— EXERCISE DETAILS —
Could you retype the whole listing, word for word?

— EXERCISE DATA —
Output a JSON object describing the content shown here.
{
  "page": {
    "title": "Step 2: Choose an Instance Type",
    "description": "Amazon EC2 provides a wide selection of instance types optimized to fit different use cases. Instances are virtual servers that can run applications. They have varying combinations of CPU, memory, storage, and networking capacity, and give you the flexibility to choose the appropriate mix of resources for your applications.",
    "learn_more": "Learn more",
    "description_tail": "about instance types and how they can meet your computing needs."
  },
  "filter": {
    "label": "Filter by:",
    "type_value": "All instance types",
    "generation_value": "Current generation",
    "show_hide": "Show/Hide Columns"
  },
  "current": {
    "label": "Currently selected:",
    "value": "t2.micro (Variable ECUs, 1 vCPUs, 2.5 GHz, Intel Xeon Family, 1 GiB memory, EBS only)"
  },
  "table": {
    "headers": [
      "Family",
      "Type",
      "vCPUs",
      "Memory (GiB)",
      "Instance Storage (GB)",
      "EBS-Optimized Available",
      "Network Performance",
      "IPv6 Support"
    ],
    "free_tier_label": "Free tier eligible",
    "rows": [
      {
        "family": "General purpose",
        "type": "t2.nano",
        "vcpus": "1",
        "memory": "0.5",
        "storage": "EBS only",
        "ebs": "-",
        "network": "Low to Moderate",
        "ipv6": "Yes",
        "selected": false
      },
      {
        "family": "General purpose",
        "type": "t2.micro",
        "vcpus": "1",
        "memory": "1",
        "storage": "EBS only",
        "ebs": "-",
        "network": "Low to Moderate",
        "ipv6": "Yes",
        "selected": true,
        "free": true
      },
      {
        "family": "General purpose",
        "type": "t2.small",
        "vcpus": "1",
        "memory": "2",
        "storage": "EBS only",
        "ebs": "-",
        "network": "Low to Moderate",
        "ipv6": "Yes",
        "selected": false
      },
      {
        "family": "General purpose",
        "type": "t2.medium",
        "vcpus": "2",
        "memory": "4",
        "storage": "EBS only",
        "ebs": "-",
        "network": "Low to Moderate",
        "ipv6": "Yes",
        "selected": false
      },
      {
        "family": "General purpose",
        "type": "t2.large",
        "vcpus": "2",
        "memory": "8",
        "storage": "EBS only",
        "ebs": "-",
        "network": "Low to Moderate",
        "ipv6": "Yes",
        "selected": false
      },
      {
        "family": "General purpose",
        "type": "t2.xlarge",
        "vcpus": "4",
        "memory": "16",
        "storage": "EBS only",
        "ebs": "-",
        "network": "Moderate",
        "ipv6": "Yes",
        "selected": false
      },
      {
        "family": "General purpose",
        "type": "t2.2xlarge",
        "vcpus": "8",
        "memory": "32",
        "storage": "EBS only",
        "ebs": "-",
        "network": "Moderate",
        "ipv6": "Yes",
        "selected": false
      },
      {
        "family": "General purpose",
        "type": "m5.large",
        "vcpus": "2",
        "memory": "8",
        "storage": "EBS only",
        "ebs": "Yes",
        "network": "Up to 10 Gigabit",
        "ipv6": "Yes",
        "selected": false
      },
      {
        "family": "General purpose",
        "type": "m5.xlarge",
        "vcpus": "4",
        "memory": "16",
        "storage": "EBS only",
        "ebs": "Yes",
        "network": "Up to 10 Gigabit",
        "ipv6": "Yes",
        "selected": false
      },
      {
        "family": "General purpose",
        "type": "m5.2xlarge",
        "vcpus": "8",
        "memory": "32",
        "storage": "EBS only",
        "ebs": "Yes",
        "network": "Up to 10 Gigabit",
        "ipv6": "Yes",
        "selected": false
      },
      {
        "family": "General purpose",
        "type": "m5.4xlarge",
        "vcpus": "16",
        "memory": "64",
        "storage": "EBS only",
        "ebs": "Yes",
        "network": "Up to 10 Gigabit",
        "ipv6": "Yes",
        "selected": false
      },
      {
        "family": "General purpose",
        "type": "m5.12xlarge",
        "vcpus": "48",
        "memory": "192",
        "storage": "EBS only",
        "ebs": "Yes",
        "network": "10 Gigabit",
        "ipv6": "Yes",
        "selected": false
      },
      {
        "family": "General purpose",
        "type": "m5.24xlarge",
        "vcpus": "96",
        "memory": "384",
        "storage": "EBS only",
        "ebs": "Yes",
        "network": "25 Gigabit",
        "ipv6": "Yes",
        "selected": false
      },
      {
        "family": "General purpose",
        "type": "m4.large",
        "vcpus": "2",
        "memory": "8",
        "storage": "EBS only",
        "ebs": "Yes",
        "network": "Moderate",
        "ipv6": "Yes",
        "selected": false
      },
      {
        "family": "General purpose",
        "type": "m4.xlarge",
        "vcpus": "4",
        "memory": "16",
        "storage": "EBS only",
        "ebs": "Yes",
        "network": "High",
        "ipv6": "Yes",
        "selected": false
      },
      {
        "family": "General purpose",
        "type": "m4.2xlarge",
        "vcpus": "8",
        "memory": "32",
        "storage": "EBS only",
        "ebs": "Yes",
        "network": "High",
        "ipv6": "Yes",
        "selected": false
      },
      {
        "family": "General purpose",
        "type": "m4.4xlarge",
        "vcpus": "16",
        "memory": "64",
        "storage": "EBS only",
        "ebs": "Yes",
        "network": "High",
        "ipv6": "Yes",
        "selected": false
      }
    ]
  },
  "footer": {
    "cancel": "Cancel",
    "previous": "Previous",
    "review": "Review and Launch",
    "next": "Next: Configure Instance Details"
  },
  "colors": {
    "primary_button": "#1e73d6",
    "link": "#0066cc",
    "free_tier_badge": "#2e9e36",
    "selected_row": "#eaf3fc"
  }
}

— WORKED SOLUTION —
Output a JSON object describing the content shown here.
{
  "page": {
    "title": "Step 2: Choose an Instance Type",
    "description": "Amazon EC2 provides a wide selection of instance types optimized to fit different use cases. Instances are virtual servers that can run applications. They have varying combinations of CPU, memory, storage, and networking capacity, and give you the flexibility to choose the appropriate mix of resources for your applications.",
    "learn_more": "Learn more",
    "description_tail": "about instance types and how they can meet your computing needs."
  },
  "filter": {
    "label": "Filter by:",
    "type_value": "All instance types",
    "generation_value": "Current generation",
    "show_hide": "Show/Hide Columns"
  },
  "current": {
    "label": "Currently selected:",
    "value": "t2.micro (Variable ECUs, 1 vCPUs, 2.5 GHz, Intel Xeon Family, 1 GiB memory, EBS only)"
  },
  "table": {
    "headers": [
      "Family",
      "Type",
      "vCPUs",
      "Memory (GiB)",
      "Instance Storage (GB)",
      "EBS-Optimized Available",
      "Network Performance",
      "IPv6 Support"
    ],
    "free_tier_label": "Free tier eligible",
    "rows": [
      {
        "family": "General purpose",
        "type": "t2.nano",
        "vcpus": "1",
        "memory": "0.5",
        "storage": "EBS only",
        "ebs": "-",
        "network": "Low to Moderate",
        "ipv6": "Yes",
        "selected": false
      },
      {
        "family": "General purpose",
        "type": "t2.micro",
        "vcpus": "1",
        "memory": "1",
        "storage": "EBS only",
        "ebs": "-",
        "network": "Low to Moderate",
        "ipv6": "Yes",
        "selected": true,
        "free": true
      },
      {
        "family": "General purpose",
        "type": "t2.small",
        "vcpus": "1",
        "memory": "2",
        "storage": "EBS only",
        "ebs": "-",
        "network": "Low to Moderate",
        "ipv6": "Yes",
        "selected": false
      },
      {
        "family": "General purpose",
        "type": "t2.medium",
        "vcpus": "2",
        "memory": "4",
        "storage": "EBS only",
        "ebs": "-",
        "network": "Low to Moderate",
        "ipv6": "Yes",
        "selected": false
      },
      {
        "family": "General purpose",
        "type": "t2.large",
        "vcpus": "2",
        "memory": "8",
        "storage": "EBS only",
        "ebs": "-",
        "network": "Low to Moderate",
        "ipv6": "Yes",
        "selected": false
      },
      {
        "family": "General purpose",
        "type": "t2.xlarge",
        "vcpus": "4",
        "memory": "16",
        "storage": "EBS only",
        "ebs": "-",
        "network": "Moderate",
        "ipv6": "Yes",
        "selected": false
      },
      {
        "family": "General purpose",
        "type": "t2.2xlarge",
        "vcpus": "8",
        "memory": "32",
        "storage": "EBS only",
        "ebs": "-",
        "network": "Moderate",
        "ipv6": "Yes",
        "selected": false
      },
      {
        "family": "General purpose",
        "type": "m5.large",
        "vcpus": "2",
        "memory": "8",
        "storage": "EBS only",
        "ebs": "Yes",
        "network": "Up to 10 Gigabit",
        "ipv6": "Yes",
        "selected": false
      },
      {
        "family": "General purpose",
        "type": "m5.xlarge",
        "vcpus": "4",
        "memory": "16",
        "storage": "EBS only",
        "ebs": "Yes",
        "network": "Up to 10 Gigabit",
        "ipv6": "Yes",
        "selected": false
      },
      {
        "family": "General purpose",
        "type": "m5.2xlarge",
        "vcpus": "8",
        "memory": "32",
        "storage": "EBS only",
        "ebs": "Yes",
        "network": "Up to 10 Gigabit",
        "ipv6": "Yes",
        "selected": false
      },
      {
        "family": "General purpose",
        "type": "m5.4xlarge",
        "vcpus": "16",
        "memory": "64",
        "storage": "EBS only",
        "ebs": "Yes",
        "network": "Up to 10 Gigabit",
        "ipv6": "Yes",
        "selected": false
      },
      {
        "family": "General purpose",
        "type": "m5.12xlarge",
        "vcpus": "48",
        "memory": "192",
        "storage": "EBS only",
        "ebs": "Yes",
        "network": "10 Gigabit",
        "ipv6": "Yes",
        "selected": false
      },
      {
        "family": "General purpose",
        "type": "m5.24xlarge",
        "vcpus": "96",
        "memory": "384",
        "storage": "EBS only",
        "ebs": "Yes",
        "network": "25 Gigabit",
        "ipv6": "Yes",
        "selected": false
      },
      {
        "family": "General purpose",
        "type": "m4.large",
        "vcpus": "2",
        "memory": "8",
        "storage": "EBS only",
        "ebs": "Yes",
        "network": "Moderate",
        "ipv6": "Yes",
        "selected": false
      },
      {
        "family": "General purpose",
        "type": "m4.xlarge",
        "vcpus": "4",
        "memory": "16",
        "storage": "EBS only",
        "ebs": "Yes",
        "network": "High",
        "ipv6": "Yes",
        "selected": false
      },
      {
        "family": "General purpose",
        "type": "m4.2xlarge",
        "vcpus": "8",
        "memory": "32",
        "storage": "EBS only",
        "ebs": "Yes",
        "network": "High",
        "ipv6": "Yes",
        "selected": false
      },
      {
        "family": "General purpose",
        "type": "m4.4xlarge",
        "vcpus": "16",
        "memory": "64",
        "storage": "EBS only",
        "ebs": "Yes",
        "network": "High",
        "ipv6": "Yes",
        "selected": false
      }
    ]
  },
  "footer": {
    "cancel": "Cancel",
    "previous": "Previous",
    "review": "Review and Launch",
    "next": "Next: Configure Instance Details"
  },
  "colors": {
    "primary_button": "#1e73d6",
    "link": "#0066cc",
    "free_tier_badge": "#2e9e36",
    "selected_row": "#eaf3fc"
  }
}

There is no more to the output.